compressed-graphic file format is intended to be the successor to GIF.
Unlike GIF, it has no restrictive patent, and PNG has a number of
technological improvements over the GIF format. PNG files use the .png
PPP Point-to-Point Protocol. This is a common protocol for communication
between computers, and is most typically used by a home computer dialing
into an ISP's server.
SMTP Simple Mail Transfer Protocol. SMTP is typically used in e-mail
client software in conjunction with POP or IMAP; where the latter two
protocols are used to receive e-mail, SMTP is used to send it.
SQL Structured Query Language. Generally pronounced "sequel," SQL is
the language used to query a database.
SSI Server-Side Include. With this simple technology, a Web server
inserts the value of a variable into a page before serving it. Pages
with SSIs typically have the .shtml suffix.
SSL Secure Socket Layer. Web sites often provide secure transactions
over the Net by encrypting the data being transmitted with this
Netscape-devised program layer. When the SSL protocol is active in your
browser, the protocol commonly reads "https:" instead of the "http:"
that begins most site addresses.
WML Wireless Markup Language. WML, a streamlined and specialized
version of HTML, is used to send pages of data to wireless phones and
other portable devices. It replaces the concept of Web pages with
decks of Web cards.
XHTML Extensible Hypertext Markup Language. The equivalent of HTML 5.0,
this edition is fully XML-compliant, which means (among other things)

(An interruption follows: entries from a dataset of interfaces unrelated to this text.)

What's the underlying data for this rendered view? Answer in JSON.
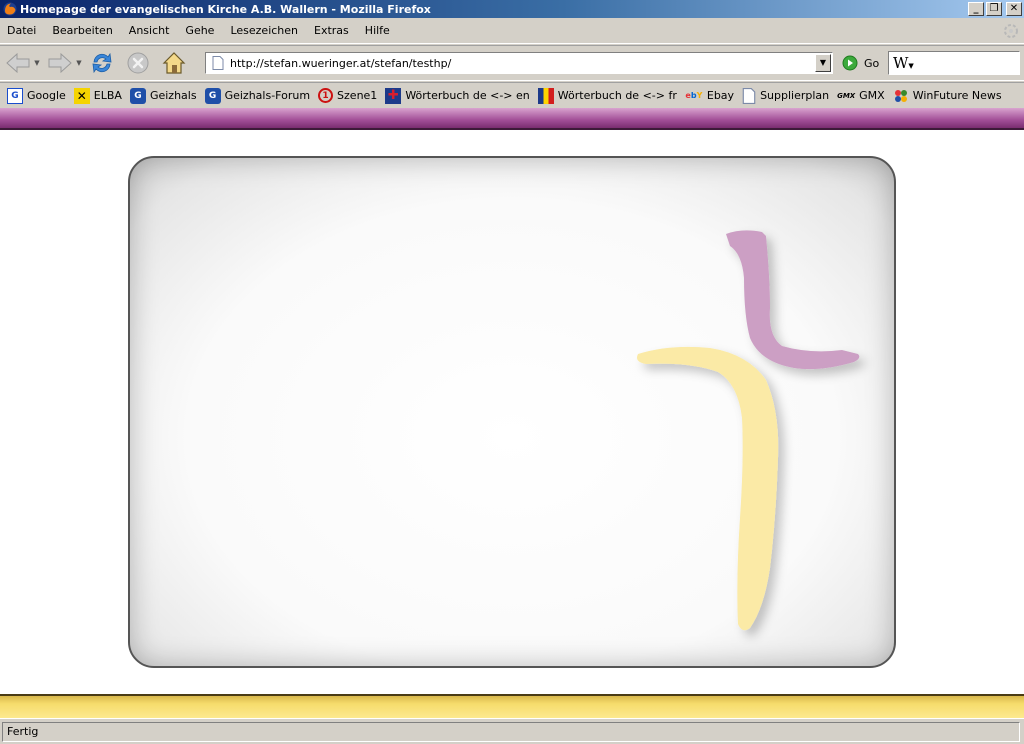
{
  "window": {
    "title": "Homepage der evangelischen Kirche A.B. Wallern - Mozilla Firefox",
    "minimize": "_",
    "maximize": "❐",
    "close": "✕"
  },
  "menu": [
    "Datei",
    "Bearbeiten",
    "Ansicht",
    "Gehe",
    "Lesezeichen",
    "Extras",
    "Hilfe"
  ],
  "navigation": {
    "url": "http://stefan.wueringer.at/stefan/testhp/",
    "go_label": "Go",
    "search_engine_glyph": "W"
  },
  "bookmarks": [
    {
      "label": "Google",
      "icon": "google-icon",
      "glyph": "G",
      "color": "#1a4dcc"
    },
    {
      "label": "ELBA",
      "icon": "raiffeisen-icon",
      "glyph": "✕",
      "color": "#000000"
    },
    {
      "label": "Geizhals",
      "icon": "geizhals-icon",
      "glyph": "G",
      "color": "#1f4fa8"
    },
    {
      "label": "Geizhals-Forum",
      "icon": "geizhals-icon",
      "glyph": "G",
      "color": "#1f4fa8"
    },
    {
      "label": "Szene1",
      "icon": "szene1-icon",
      "glyph": "1",
      "color": "#cc1111"
    },
    {
      "label": "Wörterbuch de <-> en",
      "icon": "uk-flag-icon",
      "glyph": "✚",
      "color": "#b0102a"
    },
    {
      "label": "Wörterbuch de <-> fr",
      "icon": "fr-flag-icon",
      "glyph": "▮",
      "color": "#d21e1e"
    },
    {
      "label": "Ebay",
      "icon": "ebay-icon",
      "glyph": "ebY",
      "color": "#e53238"
    },
    {
      "label": "Supplierplan",
      "icon": "page-icon",
      "glyph": "▯",
      "color": "#6a7fa8"
    },
    {
      "label": "GMX",
      "icon": "gmx-icon",
      "glyph": "GMX",
      "color": "#222222"
    },
    {
      "label": "WinFuture News",
      "icon": "winfuture-icon",
      "glyph": "●",
      "color": "#3a8a2a"
    }
  ],
  "status": {
    "text": "Fertig"
  },
  "colors": {
    "top_band": "#a24e97",
    "bottom_band": "#f6dc6c",
    "cross_vertical": "#fbeaa6",
    "cross_top": "#cc9fc4"
  }
}
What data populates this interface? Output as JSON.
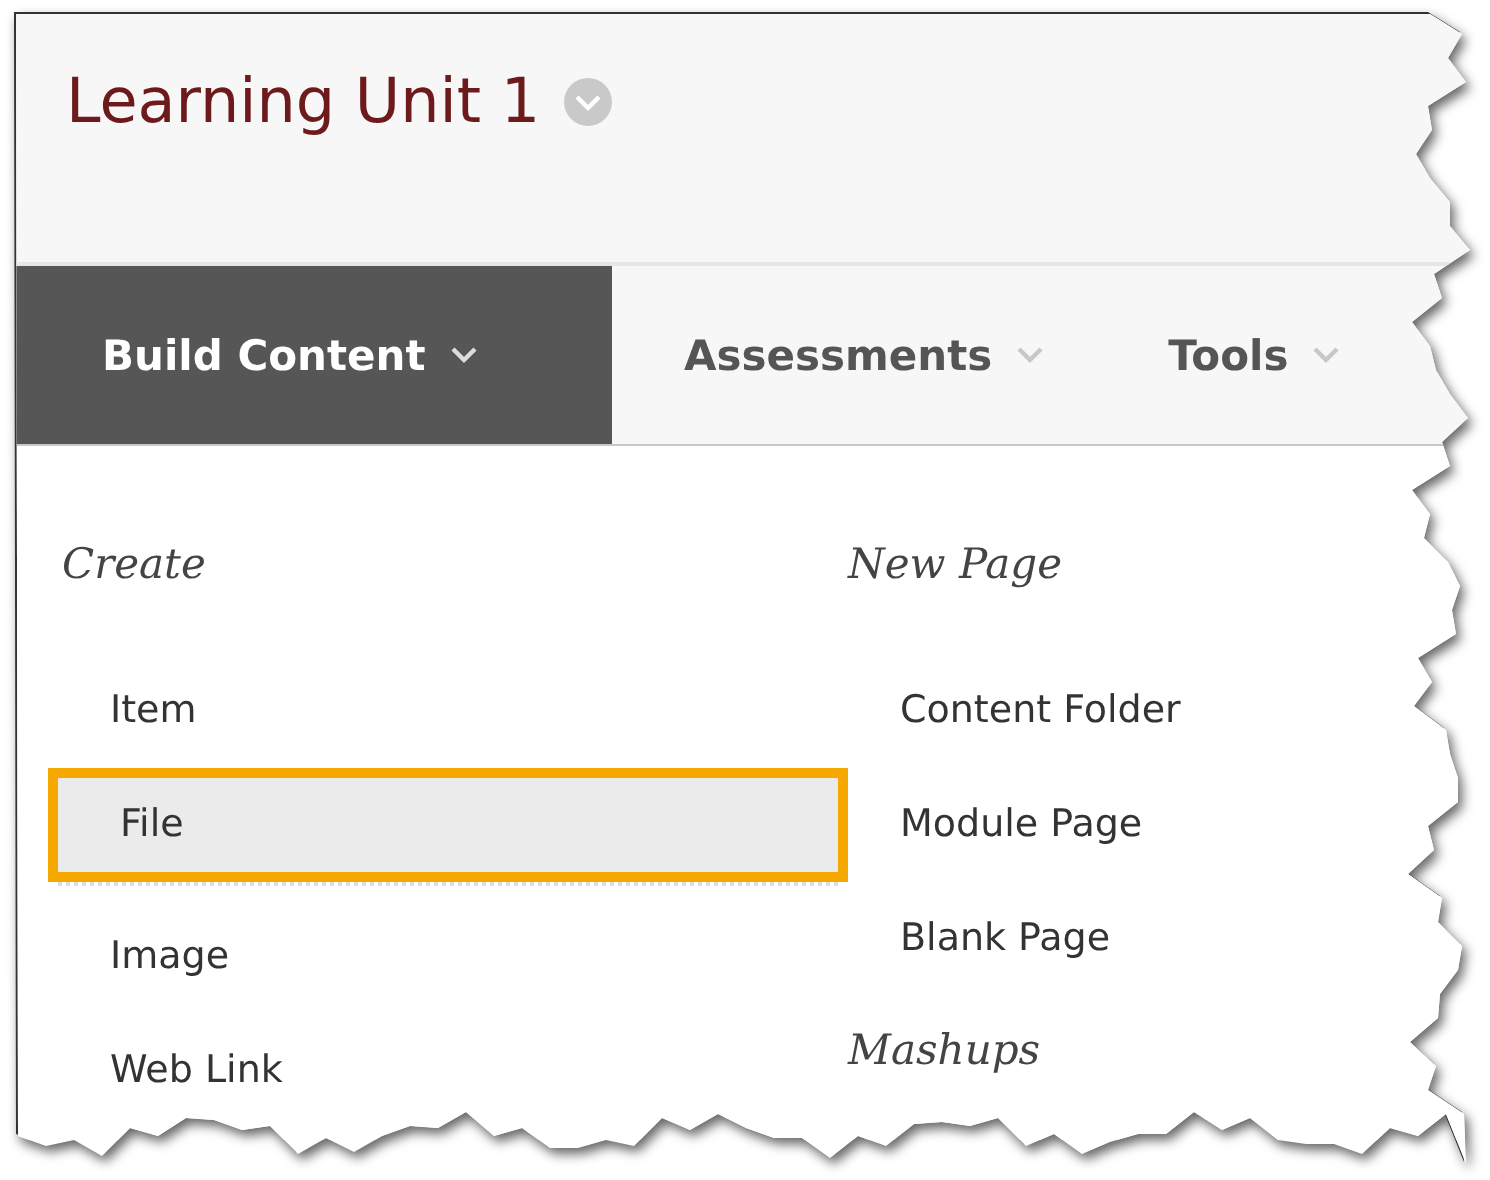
{
  "page_title": {
    "text": "Learning Unit 1"
  },
  "tabs": [
    {
      "label": "Build Content",
      "selected": true
    },
    {
      "label": "Assessments",
      "selected": false
    },
    {
      "label": "Tools",
      "selected": false
    }
  ],
  "menu": {
    "columns": [
      {
        "sections": [
          {
            "heading": "Create",
            "items": [
              {
                "label": "Item",
                "selected": false
              },
              {
                "label": "File",
                "selected": true
              },
              {
                "label": "Image",
                "selected": false
              },
              {
                "label": "Web Link",
                "selected": false
              }
            ]
          }
        ]
      },
      {
        "sections": [
          {
            "heading": "New Page",
            "items": [
              {
                "label": "Content Folder",
                "selected": false
              },
              {
                "label": "Module Page",
                "selected": false
              },
              {
                "label": "Blank Page",
                "selected": false
              }
            ]
          },
          {
            "heading": "Mashups"
          }
        ]
      }
    ]
  }
}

that anyone can define new tags and attributes.
XML Extensible Markup Language. Like HTML, XML is a language used to
mark up text. However, where HTML's tags determine how the page will be
displayed, XML describes the type of data contained. The receiving
application can see that the data is, for example, a product inventory,
and decide how to display it on that basis.
XSL Extensible Stylesheet Language. This language creates style sheets
that describe how XML pages are to be displayed. It is based on the
groundwork laid by CSS and DSSSL.
XSSI Extended Server-Side Include. This module -- included in Apache,
the free Web-server software -- allows the server to do a great deal of
quick, dynamic processing of Web pages before serving them.
BABEL: A Glossary of Computer Oriented Abbreviations and Acronyms